Indiana Group Brings Attention to the Needs of Infants and Toddlers
Indiana's Happy Babies Brain Trust, a work group of public and private leaders, released an issue brief in November 2015 laying out recommendations for state action to support early childhood development from birth to age three.
The issue brief summarizes research on the importance of early learning and development and provides data on indicators of young childrens wellbeing in Indiana. Notably, over half of Hoosier infants and toddlers live in low-income households that may struggle to afford high-quality early care and education programs. Other areas of concern include: the states infant mortality rate, lack of widespread early screening and intervention for developmental delays, and a growing number of young children in the child welfare system.
The brief provides seven recommendations for state action to address these challenges, listing both easy wins and long-term strategies for each recommendation. This includes strategies to: raise public awareness about the impact of toxic stress in early childhood; improve systems of developmental screening and referral, and strengthen the states early care and education and home visiting programs.

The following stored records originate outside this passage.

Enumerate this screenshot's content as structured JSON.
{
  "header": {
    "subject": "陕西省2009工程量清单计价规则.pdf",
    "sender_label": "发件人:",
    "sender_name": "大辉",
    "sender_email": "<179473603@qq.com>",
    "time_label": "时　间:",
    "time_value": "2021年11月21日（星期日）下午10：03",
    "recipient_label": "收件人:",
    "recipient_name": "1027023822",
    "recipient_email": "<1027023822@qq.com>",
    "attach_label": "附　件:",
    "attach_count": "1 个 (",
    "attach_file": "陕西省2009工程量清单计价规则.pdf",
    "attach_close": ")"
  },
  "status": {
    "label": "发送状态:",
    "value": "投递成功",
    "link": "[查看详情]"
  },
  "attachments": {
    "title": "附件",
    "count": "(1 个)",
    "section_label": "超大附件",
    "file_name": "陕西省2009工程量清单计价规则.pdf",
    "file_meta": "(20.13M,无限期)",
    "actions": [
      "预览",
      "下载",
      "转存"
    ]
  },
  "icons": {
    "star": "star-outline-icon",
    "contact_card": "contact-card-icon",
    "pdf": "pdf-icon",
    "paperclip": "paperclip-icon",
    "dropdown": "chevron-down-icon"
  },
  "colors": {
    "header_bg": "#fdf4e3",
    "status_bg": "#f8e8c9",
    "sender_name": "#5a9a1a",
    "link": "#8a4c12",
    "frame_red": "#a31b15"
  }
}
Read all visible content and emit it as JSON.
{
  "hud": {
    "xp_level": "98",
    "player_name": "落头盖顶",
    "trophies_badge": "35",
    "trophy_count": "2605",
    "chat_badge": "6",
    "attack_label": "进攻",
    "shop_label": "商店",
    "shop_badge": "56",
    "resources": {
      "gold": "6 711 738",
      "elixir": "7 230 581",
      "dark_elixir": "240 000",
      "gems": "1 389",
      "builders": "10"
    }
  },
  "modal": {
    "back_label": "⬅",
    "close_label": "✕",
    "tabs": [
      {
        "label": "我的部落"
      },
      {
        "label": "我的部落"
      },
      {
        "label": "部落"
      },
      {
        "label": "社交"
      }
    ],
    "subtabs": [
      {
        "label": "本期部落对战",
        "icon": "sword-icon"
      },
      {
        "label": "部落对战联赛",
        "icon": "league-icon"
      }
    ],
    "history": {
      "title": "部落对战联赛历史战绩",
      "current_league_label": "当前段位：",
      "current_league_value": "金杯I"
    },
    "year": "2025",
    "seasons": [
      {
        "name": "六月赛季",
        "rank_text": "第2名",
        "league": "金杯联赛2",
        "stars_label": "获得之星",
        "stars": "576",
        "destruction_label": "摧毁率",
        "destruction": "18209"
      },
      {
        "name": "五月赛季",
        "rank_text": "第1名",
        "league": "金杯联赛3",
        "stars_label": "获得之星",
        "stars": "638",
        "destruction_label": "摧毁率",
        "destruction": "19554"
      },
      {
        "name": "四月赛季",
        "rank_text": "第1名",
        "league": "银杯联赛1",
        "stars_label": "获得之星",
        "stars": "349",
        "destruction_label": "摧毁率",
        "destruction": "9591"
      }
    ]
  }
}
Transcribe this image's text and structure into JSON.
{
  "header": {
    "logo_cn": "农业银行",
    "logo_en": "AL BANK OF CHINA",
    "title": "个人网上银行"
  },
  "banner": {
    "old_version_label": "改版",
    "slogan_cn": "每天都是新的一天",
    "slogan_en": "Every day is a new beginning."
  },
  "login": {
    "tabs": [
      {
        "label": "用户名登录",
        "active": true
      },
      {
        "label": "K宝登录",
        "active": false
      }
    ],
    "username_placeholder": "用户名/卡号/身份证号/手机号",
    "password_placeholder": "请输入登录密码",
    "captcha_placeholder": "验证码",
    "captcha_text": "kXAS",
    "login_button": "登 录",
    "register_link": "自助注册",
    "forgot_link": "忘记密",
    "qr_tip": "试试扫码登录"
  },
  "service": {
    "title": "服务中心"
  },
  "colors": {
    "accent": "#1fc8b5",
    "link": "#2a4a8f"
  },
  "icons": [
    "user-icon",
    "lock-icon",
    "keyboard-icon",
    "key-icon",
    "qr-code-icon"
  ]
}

The Happy Babies Brain Trust presented the findings of their issue brief Getting Ready for School Starts at Birth to the states Early Learning Advisory Council (ELAC) in December 2015. In the coming year, they will work with ELACs members and subcommittees to elevate infant/toddler policy issues and to begin to carry out these recommendations.
ZERO TO THREE has facilitated meetings of the Happy Babies Brain Trust in 2014, with support from the W.K. Kellogg Foundation. The group was recently awarded Mental Health America of Indianas Heroes for Recovery award for their efforts to raise awareness of early childhood mental health. Updated January 2016.
Download a copy of the issue brief at http://www.in.gov/fssa/files/Infant-Toddler_PolicyBrief.pdf.
In December, 2013, Pennsylvania became one of the six newest states to receive a Race to the Top-Early Learning Challenge (RTT-ELC) grant.
Learn how Illinois has developed a universal quality rating and improvement system to rate early learning programs quality so parents can compare programs.
One of the key features of the framework is a set of desired outcomes in health, education, well-being, and systems for children ages prenatal through three, their families, and their communities.